**About this task**
Match the word "scarea". Return each line of the data below where it appears.

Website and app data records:
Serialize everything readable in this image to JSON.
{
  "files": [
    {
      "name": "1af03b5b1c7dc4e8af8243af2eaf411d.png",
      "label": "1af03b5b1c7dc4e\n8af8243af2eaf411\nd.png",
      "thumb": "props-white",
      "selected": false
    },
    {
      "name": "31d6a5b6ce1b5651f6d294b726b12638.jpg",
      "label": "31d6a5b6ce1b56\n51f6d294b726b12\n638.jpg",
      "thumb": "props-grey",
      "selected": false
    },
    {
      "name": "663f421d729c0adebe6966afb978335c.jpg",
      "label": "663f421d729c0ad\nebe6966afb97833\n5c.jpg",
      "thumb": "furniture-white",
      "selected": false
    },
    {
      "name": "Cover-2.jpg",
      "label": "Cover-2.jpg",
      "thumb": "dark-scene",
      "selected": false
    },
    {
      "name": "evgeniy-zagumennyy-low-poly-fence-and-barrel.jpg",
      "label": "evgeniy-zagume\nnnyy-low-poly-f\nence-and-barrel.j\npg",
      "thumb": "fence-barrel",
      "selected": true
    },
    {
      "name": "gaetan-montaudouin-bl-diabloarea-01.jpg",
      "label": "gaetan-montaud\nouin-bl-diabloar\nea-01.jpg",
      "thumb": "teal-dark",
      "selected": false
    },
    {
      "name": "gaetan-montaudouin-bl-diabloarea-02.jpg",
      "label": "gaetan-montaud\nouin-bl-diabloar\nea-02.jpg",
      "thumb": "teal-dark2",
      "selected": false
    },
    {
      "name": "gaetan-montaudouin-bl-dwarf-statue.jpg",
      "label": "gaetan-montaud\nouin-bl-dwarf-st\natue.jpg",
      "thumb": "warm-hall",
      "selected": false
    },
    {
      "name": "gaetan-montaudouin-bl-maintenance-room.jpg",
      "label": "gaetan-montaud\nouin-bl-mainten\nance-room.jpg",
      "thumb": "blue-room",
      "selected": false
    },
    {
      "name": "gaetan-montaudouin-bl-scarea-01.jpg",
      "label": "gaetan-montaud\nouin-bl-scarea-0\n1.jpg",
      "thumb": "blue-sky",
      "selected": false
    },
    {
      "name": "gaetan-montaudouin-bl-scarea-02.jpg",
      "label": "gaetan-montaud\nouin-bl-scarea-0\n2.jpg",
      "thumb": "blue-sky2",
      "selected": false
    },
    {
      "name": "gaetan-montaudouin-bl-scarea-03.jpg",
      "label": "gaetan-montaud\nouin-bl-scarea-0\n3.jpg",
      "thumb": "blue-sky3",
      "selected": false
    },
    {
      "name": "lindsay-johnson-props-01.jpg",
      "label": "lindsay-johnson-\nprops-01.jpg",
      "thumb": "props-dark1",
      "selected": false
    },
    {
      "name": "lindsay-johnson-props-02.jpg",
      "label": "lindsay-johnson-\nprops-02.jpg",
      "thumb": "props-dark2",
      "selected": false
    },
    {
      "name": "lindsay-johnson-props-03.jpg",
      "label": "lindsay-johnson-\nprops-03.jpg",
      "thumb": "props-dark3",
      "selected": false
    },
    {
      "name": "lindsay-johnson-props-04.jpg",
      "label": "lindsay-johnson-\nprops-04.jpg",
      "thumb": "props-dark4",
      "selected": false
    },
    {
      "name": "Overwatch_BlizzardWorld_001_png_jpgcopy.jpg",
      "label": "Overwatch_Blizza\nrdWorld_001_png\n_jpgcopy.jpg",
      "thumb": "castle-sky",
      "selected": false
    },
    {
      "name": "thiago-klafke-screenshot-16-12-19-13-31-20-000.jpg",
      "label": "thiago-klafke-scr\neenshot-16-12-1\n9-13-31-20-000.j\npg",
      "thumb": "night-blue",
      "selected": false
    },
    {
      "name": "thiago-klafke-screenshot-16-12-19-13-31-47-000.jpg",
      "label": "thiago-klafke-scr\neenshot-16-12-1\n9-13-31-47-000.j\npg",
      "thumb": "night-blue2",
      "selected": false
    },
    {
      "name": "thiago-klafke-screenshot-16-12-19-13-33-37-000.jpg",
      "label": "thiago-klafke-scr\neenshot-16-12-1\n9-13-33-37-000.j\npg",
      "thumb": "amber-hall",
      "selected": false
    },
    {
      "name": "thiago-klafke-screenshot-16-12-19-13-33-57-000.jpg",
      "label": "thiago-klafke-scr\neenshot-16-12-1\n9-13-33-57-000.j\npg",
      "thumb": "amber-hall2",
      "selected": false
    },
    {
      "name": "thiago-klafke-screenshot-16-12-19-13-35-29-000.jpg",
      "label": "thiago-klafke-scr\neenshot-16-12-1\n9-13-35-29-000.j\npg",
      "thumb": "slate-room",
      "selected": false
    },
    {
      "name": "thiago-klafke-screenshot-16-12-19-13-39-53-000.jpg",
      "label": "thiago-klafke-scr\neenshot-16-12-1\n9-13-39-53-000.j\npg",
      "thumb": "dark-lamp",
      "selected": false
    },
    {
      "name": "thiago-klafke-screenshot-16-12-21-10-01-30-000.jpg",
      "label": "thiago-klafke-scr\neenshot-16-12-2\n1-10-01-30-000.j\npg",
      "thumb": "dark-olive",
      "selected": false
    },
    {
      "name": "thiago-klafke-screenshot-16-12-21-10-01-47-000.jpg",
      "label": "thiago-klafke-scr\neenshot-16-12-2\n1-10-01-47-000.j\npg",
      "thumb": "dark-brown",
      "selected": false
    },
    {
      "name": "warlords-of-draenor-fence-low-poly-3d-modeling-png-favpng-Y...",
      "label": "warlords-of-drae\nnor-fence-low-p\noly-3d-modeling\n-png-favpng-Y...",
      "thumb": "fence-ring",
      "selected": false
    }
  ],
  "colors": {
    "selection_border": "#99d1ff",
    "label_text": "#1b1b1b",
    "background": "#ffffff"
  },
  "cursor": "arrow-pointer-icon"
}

**Completed exercise**
      "name": "gaetan-montaudouin-bl-scarea-01.jpg",
      "label": "gaetan-montaud\nouin-bl-scarea-0\n1.jpg",
      "name": "gaetan-montaudouin-bl-scarea-02.jpg",
      "label": "gaetan-montaud\nouin-bl-scarea-0\n2.jpg",
      "name": "gaetan-montaudouin-bl-scarea-03.jpg",
      "label": "gaetan-montaud\nouin-bl-scarea-0\n3.jpg",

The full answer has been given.